Thank You for Attending Diwang Pinay


For the first time in our organizational history, Philippine Forum, KABALIKAT Domestic Workers Support Network, and Filipinas for Rights and Empowerment (FiRE) were able to collaborate to present Diwang Pinay: Kasaysayan sa Likod ng Kababaihang Migranteng Manggagawa , The Story Behind the Migrant Woman Worker as a full length, original stage production. We are tremendously grateful to you for making the time to support our work and to hear the stories of our community. The lasting effects of this year-long collaborative process lie not only in the scripting and performance of DIWANG PINAY itself, but also in the strengthened community ties with women workers, local community groups, and you, in progressing the militant women’s movement.

If watching Diwang Pinay has moved you to the point of action, we invite you to rally for International Working Women’s Month on Saturday, 3/26, 12pm noon at the Harriet Tubman Memorial Plaza in Harlem (123rd St & St. Nicholas Blvd.) Also, if you would like to join FiRE or learn more about our programs, please email Cris Hilo at; or if you’d like more information about the programs at the Bayanihan Filipino Community Center in Woodside, Queens, please contact Jonna at

We thank you for bearing witness to these struggles, and hearing the voices of the working women of our community. Thank you for coming, and being a part of our community too. //

Sat, 3/26 IWWD Harlem Rally:

Domestic Workers Group Demands Justice for Deceased Connecticut Filipina


Domestic Workers Group Demands Justice for Deceased Connecticut Filipina;
Calls on Phil. Gov’t to Cover Repatriation Costs

New York, New York–Thousands of miles away from her family in Davao del Norte, Philippines, Putli Asjali, a 55 year-old widower, was working in the United States as a live-in housekeeper. Similar to the 3,000 Filipinos that leave the Philippines every day in search for work abroad, Ms. Asjali sacrificed her life to come to the U.S. to provide for her family of four children back in the Philippines. However, on August 14, 2008, Ms. Asjali passed away in St. Vincent’s Hospital in Connecticut due to a stomach aneurysm. Now, her body waits in the U.S. to be sent back.

Her four children back in the Philippines wish to see their mother again so they can finally lay her body to rest and give her a proper burial. The Philippine Consulate in NYC instead have suggested that her remains be cremated as a more practical and economical option. Her family, however, wants to give their mother a full-body burial back in the Philippines.

Ms. Asjali’s situation is similar to Felisa “Fely” Garcia, another overseas Filipino domestic worker who died in 2007 in New York City. For Garcia’s case, the Philippine Consulate was not willing at first to fund repatriation expenses for her to go back to the Philippines. It was only due to the community pressure organized by a Filipino Domestic Workers Support Network under Philippine Forum, Queens-based community organization, KABALIKAT (in Tagalog for shoulder-to-shoulder), that the consular office in New York conceded reluctantly to do the right thing for Garcia. It seems the Philippine consulate is at it again.

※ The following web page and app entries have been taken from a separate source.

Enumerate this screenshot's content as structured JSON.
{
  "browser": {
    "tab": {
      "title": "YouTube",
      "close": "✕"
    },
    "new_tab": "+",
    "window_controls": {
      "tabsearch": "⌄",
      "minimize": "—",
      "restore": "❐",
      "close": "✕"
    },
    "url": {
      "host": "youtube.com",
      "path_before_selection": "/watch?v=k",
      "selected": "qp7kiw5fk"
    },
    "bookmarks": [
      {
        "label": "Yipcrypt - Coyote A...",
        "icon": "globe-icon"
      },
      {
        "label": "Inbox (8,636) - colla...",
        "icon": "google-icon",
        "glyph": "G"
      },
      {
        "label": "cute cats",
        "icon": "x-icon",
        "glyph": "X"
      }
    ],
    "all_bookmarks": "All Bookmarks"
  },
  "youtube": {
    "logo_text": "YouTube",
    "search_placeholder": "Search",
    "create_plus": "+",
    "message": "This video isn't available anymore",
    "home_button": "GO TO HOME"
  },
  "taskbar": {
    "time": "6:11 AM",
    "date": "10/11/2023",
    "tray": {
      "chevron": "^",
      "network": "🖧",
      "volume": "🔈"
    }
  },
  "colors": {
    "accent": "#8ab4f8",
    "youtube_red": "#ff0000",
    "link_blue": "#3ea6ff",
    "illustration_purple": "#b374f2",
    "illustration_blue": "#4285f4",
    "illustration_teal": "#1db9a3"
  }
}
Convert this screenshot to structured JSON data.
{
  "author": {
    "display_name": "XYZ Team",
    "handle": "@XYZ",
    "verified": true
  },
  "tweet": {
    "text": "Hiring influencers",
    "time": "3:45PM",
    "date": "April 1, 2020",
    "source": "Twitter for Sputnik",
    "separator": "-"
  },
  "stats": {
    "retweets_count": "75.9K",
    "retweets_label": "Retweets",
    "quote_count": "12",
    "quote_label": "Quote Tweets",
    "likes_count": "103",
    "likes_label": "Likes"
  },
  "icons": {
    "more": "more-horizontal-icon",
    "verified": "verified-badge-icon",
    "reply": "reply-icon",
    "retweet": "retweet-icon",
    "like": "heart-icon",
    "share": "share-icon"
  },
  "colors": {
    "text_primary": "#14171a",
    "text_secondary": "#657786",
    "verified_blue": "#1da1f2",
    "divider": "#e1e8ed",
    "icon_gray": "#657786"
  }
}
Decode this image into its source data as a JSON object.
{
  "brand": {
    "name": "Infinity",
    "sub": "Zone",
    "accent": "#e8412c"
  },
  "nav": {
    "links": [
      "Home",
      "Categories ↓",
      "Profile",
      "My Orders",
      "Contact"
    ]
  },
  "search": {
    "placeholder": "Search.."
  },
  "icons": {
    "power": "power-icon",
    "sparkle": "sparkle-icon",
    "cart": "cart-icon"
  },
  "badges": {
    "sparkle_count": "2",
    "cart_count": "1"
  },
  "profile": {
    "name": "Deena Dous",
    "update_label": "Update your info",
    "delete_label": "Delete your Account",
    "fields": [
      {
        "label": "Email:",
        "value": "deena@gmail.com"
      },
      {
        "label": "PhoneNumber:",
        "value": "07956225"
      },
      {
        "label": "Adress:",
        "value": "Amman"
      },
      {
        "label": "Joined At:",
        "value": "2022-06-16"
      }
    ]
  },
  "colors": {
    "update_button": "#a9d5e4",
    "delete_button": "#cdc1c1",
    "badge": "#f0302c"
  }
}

“It’s disappointing and saddening to see the decision of the Philippine Consulate,” stated Lorena Sanchez, a member of KABALIKAT. “There is no respect and dignity upheld for Filipinos that have left their home to work. It reminds me of Ate Fely because its the same situation. Why are we here again, where we must fight to send our kababayan back? There should be some policy created to assist OFWs (Overseas Filipino Workers) who have passed away abroad to make sure that there are full repatriation expenses.”

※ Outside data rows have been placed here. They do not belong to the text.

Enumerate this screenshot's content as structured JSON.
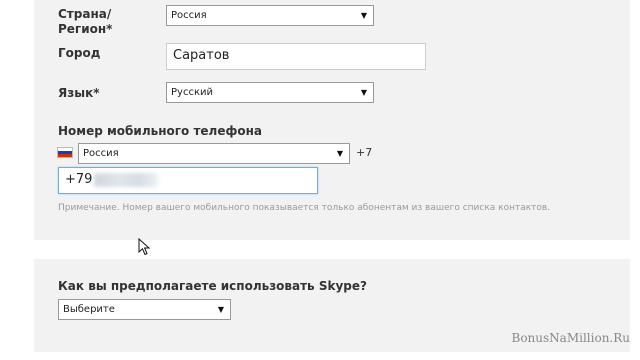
{
  "form": {
    "country_region_label_line1": "Страна/",
    "country_region_label_line2": "Регион*",
    "country_value": "Россия",
    "city_label": "Город",
    "city_value": "Саратов",
    "language_label": "Язык*",
    "language_value": "Русский",
    "mobile_label": "Номер мобильного телефона",
    "phone_country_value": "Россия",
    "phone_code": "+7",
    "phone_value": "+79",
    "note": "Примечание. Номер вашего мобильного показывается только абонентам из вашего списка контактов.",
    "usage_label": "Как вы предполагаете использовать Skype?",
    "usage_value": "Выберите"
  },
  "icons": {
    "dropdown": "chevron-down-icon",
    "flag": "russia-flag-icon",
    "cursor": "mouse-cursor-icon"
  },
  "colors": {
    "panel_bg": "#f2f2f2",
    "focus_border": "#6ab2e6",
    "note_text": "#9a9a9a"
  },
  "watermark": "BonusNaMillion.Ru"
}
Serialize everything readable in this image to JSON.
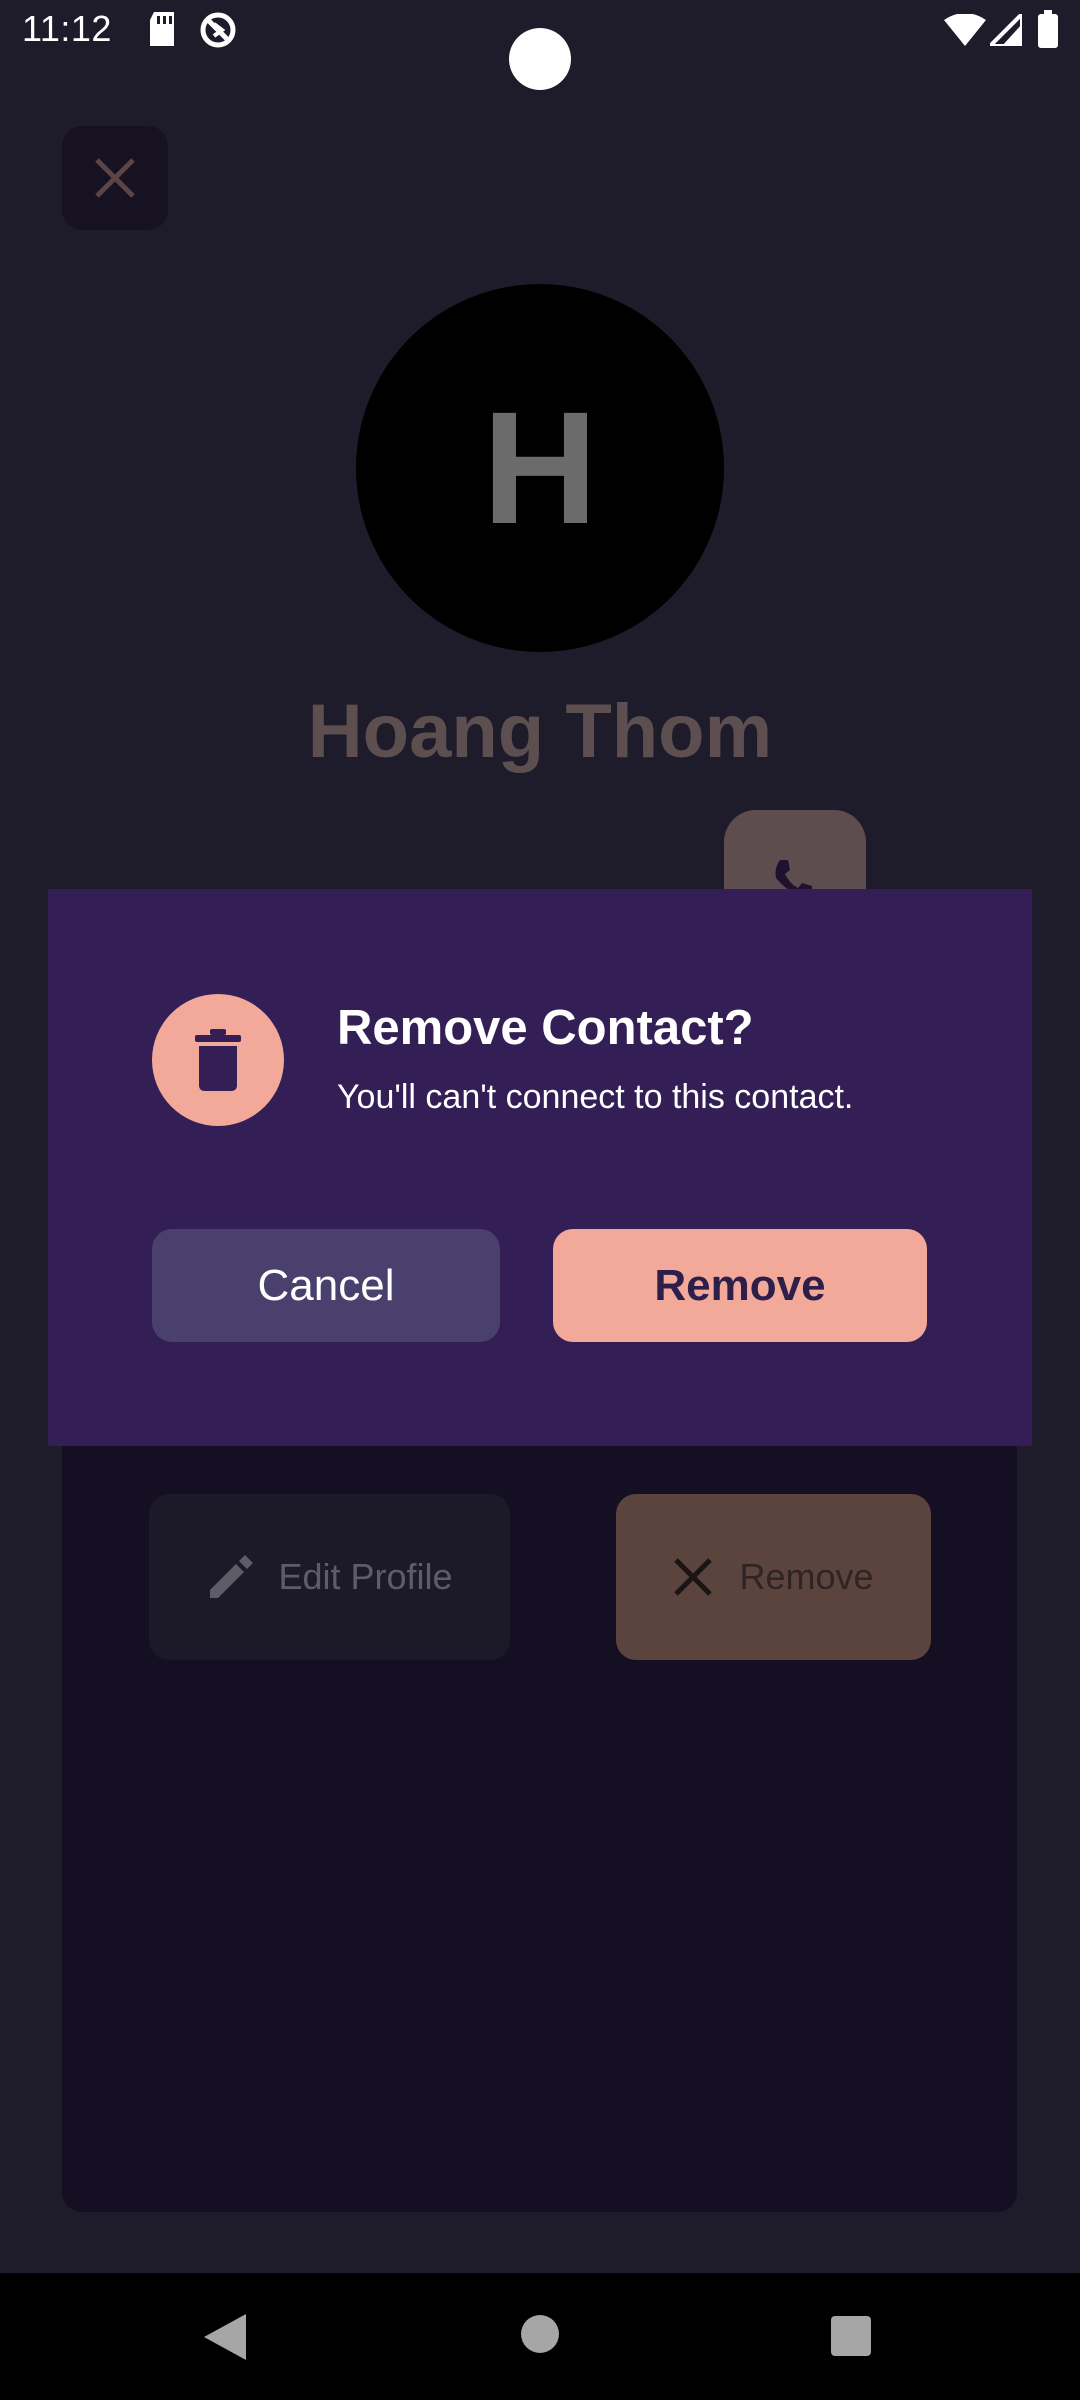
{
  "status_bar": {
    "time": "11:12",
    "icons": [
      "sd-card-icon",
      "no-data-icon",
      "wifi-icon",
      "signal-icon",
      "battery-icon"
    ]
  },
  "background": {
    "close_icon": "close-icon",
    "avatar_initial": "H",
    "contact_name": "Hoang Thom",
    "call_icon": "phone-icon",
    "edit_profile_label": "Edit Profile",
    "remove_label": "Remove"
  },
  "dialog": {
    "icon": "trash-icon",
    "title": "Remove Contact?",
    "message": "You'll can't connect to this contact.",
    "cancel_label": "Cancel",
    "remove_label": "Remove"
  },
  "nav_bar": {
    "icons": [
      "back-icon",
      "home-icon",
      "recents-icon"
    ]
  },
  "colors": {
    "background": "#1e1b2b",
    "dialog": "#331f55",
    "accent": "#f2a99a",
    "cancel": "#4a406d"
  }
}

To make sure Ms. Asjali is given a proper burial, KABALIKAT demands the Philippine Consulate shoulder the full repatriation expenses of Ms. Asjali. The Philippine Consulate’s concern with the economical solution of cremation is not about practicality it is about money. Considering this KABALIKAT demands that her body remain complete in consideration to the wishes of her children. It is distressing that the Philippine Consulate would not pay for full repatriation expenses, while in July 2008 millions of dollars that was spent on Gloria Macapagal Arroyo and her entourage of 100 to send them to the U.S. and back to the Philippines. KABALIKAT also demands a full investigation of Ms. Ajali’s death.

In the NY Filipino community: For donations to help with the funeral arrangements, please send to Bayanihan Center, 40-21 69th Street, Woodside, Queens, 11377. For more information about the wake and how to get involved with KABALIKAT, please call (718) 565-8862.

KABALIKAT was formed in March 2007 as a support network for domestic workers. ###